Beginning with the origins of religion in primitive Japanese society, they chart the growth of each of Japan's major religious organizations and doctrinal :// "Japanese Religion" is a general term used to describe the unique combination of a great variety of religious traditions within Japan. Religion in Japan reflects a long history during which The native religion of Japan is Shinto, which developed in prehistoric times.
It is a polytheistic faith, emphasizing the divinity of the natural world. Shintoism does not have a holy book or founder.
Most Japanese Buddhists belong to the Mahayana school, which came to Japan from Baekje Korea in Japanese religion has traditionally been syncretic in nature, combining elements of Buddhism and Shinto (Shinbutsu-shūgō). Shinto, a polytheistic religion with no book of religious canon, is Japan's native religion.
Shinto was one of the traditional grounds for the right to the throne of the Japanese imperial family, and was codified as the state religion in (State Shinto), but was In English you might follow the Facebook page of the SHINTO/ Tsubaki America Grand Shrine.
It is all in English and gives a sense of seasonal activities and process and festivities.
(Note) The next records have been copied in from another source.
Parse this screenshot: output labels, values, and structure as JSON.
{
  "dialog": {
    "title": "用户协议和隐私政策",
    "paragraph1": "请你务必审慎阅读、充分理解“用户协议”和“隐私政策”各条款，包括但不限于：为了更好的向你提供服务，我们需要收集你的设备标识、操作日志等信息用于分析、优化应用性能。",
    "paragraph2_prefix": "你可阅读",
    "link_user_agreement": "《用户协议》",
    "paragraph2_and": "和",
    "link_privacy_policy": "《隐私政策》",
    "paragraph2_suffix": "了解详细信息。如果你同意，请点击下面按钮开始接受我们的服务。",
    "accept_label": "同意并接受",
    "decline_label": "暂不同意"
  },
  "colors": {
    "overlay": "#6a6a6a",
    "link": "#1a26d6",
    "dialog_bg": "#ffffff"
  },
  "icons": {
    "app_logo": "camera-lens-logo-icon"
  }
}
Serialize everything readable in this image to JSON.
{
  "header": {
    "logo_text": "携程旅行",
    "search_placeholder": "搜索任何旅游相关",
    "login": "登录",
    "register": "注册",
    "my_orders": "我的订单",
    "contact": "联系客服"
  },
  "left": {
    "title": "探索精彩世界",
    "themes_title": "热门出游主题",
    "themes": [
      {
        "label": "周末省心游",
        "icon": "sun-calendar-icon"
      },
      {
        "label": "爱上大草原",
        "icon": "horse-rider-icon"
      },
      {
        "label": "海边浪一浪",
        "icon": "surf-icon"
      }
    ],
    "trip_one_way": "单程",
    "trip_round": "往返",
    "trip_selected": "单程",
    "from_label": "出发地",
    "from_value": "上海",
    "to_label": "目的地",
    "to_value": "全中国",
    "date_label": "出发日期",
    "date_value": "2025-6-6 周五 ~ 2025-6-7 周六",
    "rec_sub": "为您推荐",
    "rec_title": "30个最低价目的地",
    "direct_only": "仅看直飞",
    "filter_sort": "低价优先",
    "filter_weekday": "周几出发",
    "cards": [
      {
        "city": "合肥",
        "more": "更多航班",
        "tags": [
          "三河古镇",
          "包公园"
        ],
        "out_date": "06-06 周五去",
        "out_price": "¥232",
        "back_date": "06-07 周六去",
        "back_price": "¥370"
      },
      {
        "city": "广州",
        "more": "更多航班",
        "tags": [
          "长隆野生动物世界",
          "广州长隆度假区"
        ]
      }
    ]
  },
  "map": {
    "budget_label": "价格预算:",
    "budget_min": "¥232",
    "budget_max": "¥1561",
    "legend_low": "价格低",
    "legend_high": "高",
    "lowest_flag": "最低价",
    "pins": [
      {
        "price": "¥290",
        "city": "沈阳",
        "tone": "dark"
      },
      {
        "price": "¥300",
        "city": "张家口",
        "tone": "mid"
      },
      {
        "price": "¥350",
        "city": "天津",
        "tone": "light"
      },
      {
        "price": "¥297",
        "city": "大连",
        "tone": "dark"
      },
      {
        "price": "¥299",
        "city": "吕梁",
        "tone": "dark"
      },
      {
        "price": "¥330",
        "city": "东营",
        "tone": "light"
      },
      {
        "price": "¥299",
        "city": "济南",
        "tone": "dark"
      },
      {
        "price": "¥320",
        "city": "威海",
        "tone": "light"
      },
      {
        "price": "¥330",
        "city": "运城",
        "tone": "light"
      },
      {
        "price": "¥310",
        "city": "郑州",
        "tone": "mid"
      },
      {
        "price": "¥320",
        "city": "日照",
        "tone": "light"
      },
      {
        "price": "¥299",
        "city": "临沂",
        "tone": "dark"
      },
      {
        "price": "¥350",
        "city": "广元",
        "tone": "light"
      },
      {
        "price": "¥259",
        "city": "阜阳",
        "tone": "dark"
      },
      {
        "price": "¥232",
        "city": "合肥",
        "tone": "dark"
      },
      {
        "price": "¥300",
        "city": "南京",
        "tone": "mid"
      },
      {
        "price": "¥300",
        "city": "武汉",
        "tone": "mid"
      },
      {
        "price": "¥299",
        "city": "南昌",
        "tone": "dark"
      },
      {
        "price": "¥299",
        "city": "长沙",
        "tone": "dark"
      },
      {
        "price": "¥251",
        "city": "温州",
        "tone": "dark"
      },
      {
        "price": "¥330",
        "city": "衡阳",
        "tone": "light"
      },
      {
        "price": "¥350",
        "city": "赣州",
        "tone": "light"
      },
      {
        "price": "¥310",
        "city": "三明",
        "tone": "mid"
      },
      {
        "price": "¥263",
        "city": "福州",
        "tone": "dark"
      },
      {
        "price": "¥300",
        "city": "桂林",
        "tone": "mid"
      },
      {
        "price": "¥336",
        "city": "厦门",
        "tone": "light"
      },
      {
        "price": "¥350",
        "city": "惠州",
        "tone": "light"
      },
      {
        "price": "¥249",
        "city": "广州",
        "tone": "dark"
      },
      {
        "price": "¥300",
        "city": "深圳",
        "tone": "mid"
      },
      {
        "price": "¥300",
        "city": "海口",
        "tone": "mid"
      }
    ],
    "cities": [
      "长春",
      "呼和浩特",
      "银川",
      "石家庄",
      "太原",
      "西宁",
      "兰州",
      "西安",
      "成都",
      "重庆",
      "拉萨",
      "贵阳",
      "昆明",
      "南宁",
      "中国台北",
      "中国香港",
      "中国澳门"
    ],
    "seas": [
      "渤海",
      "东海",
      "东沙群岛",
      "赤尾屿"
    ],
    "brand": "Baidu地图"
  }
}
It is in Washington State and the main one on the mainland. Ther Ise Jingu is Shinto's most sacred shrine. Shinto History.
The introduction of Buddhism in the 6th century was followed by a few initial conflicts, however, the two religions were soon able to co-exist and even complement each other. Many Buddhists viewed the kami as manifestations of Buddha. In the Meiji Period, Shinto was made Japan's state religion.
Shinto priests became state officials. Throughout its long history, Japan had no concept of what we call “religion.” There was no corresponding Japanese word, nor anything close to its meaning. But when American warships appeared off the coast of Japan in and forced the Japanese government to sign treaties demanding, among other things, freedom of religion, the country had to contend with this Western idea.
In this book Written by leading scholars in the field, this book provides new insights, based on original research, into the full spectrum of modern Japanese political-religious activity: from the prewar uses of Shinto in shaping the modern imperial nation-state to the postwar 'new religions' that have challenged the power of the political :// Japanese history during this period may further be divided into several smaller periods.
These are described below. Kofun period. In the history of Japan, the period from the mid-3rd century till the mid-6th century is known as the Kofun period.
Kofun is a large tomb made at this era, and people who had social power were buried. Buddhism had Prehistory Ancient and Classical Japan Feudal Japan Meiji Restoration